■ Stored data entries:
##############################

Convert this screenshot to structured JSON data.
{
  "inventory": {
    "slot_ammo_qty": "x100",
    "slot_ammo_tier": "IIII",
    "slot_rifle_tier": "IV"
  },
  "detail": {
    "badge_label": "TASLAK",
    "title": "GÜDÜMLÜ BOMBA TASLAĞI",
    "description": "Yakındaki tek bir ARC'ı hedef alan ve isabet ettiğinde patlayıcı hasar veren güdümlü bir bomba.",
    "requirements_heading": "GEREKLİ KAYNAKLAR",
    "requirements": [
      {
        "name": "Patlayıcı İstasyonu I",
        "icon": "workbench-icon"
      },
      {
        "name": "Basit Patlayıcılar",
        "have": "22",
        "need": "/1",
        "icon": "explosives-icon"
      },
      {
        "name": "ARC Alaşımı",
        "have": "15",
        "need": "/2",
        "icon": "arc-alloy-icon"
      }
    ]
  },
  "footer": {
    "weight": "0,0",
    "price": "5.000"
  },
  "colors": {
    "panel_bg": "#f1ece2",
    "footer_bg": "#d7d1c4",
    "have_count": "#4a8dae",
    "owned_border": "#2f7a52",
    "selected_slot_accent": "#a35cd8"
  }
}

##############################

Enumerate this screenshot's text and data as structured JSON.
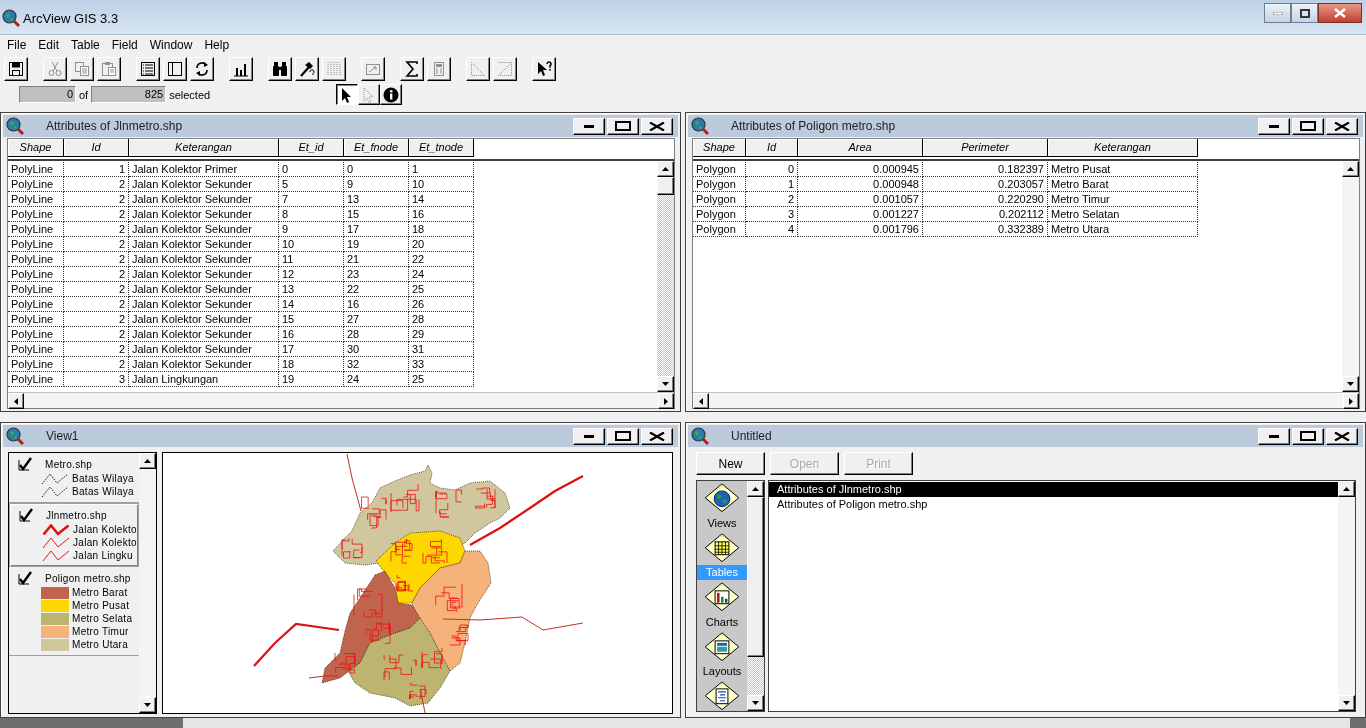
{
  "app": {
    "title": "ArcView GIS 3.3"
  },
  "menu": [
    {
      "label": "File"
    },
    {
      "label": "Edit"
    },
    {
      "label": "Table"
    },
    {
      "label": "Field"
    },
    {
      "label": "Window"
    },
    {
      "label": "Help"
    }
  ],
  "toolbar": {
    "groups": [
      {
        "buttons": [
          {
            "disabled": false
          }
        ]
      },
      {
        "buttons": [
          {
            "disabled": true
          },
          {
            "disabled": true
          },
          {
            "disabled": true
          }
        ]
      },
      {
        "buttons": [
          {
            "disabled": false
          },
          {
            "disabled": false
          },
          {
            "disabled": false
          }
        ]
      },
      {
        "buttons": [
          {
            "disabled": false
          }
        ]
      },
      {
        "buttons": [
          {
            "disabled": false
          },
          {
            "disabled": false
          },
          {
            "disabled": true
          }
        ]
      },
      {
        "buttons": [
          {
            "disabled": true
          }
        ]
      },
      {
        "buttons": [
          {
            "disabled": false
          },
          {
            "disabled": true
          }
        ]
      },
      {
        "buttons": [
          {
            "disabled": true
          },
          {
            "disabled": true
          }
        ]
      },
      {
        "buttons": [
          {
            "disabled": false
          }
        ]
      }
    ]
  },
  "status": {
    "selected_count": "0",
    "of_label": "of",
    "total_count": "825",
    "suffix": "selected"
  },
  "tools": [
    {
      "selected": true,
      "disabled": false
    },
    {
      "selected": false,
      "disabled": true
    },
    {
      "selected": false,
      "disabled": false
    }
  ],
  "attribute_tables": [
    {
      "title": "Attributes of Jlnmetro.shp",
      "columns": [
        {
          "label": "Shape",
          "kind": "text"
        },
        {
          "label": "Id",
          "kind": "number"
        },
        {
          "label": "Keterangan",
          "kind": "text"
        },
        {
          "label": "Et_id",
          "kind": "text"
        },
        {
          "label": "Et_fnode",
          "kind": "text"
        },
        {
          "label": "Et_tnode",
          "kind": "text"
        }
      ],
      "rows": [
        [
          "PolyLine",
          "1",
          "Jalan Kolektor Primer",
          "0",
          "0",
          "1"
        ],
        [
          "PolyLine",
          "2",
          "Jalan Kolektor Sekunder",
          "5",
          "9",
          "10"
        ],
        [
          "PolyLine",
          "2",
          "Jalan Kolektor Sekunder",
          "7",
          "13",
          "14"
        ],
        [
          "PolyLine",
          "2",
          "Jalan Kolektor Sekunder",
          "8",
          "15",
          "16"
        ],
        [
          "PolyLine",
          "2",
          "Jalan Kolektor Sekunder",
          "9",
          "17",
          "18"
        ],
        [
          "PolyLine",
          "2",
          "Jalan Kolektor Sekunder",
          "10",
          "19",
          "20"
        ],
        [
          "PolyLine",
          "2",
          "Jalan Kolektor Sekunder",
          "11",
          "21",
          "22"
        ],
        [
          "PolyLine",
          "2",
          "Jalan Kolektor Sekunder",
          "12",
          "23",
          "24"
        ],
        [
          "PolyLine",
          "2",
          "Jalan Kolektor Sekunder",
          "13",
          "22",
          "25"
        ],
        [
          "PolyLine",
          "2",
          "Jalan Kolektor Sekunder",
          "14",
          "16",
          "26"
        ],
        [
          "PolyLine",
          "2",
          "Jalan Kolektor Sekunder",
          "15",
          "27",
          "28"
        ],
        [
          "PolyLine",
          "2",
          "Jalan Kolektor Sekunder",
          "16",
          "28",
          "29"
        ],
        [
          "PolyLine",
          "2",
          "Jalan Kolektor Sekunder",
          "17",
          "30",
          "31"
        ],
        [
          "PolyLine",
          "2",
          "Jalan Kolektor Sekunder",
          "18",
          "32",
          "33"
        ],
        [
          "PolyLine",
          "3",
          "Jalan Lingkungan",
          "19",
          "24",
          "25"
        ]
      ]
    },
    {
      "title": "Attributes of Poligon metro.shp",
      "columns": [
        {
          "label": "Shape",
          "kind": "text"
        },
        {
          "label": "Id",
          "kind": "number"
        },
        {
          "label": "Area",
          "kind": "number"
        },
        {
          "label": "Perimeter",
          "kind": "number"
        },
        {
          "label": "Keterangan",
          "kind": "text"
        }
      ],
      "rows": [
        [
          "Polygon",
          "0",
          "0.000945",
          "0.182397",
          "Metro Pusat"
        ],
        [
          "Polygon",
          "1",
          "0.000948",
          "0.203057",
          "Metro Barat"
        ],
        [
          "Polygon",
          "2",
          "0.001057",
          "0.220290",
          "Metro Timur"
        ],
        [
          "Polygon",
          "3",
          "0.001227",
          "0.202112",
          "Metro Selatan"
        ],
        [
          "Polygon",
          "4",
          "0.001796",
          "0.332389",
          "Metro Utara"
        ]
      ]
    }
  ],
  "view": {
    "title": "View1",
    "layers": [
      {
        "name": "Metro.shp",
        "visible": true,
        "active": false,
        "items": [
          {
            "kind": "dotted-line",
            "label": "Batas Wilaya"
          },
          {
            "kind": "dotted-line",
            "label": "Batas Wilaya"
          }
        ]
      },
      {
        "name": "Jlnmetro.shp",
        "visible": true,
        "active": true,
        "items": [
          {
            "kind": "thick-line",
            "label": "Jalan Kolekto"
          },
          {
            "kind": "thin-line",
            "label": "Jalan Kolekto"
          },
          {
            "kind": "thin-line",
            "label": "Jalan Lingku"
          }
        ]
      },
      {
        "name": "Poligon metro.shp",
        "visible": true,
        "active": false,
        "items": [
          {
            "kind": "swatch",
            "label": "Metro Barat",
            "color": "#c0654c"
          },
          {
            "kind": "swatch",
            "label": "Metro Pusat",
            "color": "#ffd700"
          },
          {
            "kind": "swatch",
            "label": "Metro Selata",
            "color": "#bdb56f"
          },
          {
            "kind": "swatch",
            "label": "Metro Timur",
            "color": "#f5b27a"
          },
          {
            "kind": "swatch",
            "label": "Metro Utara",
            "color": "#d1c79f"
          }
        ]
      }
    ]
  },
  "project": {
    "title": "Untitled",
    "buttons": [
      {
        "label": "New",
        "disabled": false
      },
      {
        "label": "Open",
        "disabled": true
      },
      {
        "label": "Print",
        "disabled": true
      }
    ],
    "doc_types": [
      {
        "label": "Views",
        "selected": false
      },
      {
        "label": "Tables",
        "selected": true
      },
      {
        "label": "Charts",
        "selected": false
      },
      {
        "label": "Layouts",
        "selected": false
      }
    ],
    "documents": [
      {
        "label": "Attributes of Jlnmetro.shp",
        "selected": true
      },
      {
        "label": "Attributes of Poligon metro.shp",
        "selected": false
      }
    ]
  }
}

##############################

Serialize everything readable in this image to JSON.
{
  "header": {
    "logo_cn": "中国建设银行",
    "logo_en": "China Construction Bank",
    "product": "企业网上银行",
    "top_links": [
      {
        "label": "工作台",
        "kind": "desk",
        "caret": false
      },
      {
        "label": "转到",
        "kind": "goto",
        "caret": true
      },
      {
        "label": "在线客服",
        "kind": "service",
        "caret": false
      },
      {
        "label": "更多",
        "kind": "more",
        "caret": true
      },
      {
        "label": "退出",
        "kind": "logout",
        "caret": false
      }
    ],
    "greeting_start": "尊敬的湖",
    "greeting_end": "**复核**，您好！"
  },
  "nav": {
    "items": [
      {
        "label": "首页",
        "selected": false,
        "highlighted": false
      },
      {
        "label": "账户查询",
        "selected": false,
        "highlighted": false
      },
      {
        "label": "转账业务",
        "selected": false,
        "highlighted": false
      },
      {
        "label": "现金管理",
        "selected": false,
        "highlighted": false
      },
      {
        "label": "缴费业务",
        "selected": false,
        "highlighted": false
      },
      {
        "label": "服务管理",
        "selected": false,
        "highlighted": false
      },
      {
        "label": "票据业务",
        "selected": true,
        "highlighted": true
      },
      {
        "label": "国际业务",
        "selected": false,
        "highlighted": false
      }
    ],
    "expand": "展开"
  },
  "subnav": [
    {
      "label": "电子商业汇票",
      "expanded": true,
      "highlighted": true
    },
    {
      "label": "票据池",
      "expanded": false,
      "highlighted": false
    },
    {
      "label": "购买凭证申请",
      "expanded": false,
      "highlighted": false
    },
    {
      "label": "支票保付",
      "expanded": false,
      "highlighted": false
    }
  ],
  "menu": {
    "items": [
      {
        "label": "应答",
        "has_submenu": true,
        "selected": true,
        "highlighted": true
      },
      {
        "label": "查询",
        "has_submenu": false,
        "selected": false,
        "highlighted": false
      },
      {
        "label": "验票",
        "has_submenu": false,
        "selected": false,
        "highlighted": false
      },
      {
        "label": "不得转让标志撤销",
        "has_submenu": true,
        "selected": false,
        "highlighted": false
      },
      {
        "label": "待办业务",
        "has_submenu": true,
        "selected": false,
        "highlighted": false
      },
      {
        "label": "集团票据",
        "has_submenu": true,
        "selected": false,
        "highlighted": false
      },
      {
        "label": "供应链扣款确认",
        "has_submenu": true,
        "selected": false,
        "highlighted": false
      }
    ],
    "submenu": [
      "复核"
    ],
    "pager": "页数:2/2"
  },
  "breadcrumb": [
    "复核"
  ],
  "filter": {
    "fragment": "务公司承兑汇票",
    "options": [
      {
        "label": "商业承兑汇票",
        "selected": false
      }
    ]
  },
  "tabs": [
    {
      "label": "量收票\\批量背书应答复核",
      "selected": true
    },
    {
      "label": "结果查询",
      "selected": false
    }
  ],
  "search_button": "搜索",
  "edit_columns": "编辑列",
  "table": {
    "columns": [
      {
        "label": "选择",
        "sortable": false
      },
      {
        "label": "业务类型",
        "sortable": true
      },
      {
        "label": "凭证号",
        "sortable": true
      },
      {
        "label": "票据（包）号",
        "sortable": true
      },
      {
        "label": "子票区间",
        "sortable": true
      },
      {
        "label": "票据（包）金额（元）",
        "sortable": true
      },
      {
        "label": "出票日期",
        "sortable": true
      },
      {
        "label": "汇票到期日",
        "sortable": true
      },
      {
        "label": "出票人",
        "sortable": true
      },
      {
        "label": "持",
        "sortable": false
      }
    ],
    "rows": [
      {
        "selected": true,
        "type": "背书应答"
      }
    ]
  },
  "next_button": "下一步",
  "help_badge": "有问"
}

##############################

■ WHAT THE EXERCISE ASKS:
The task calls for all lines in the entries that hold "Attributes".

■ WRITTEN SOLUTION:
      "title": "Attributes of Jlnmetro.shp",
      "title": "Attributes of Poligon metro.shp",
        "label": "Attributes of Jlnmetro.shp",
        "label": "Attributes of Poligon metro.shp",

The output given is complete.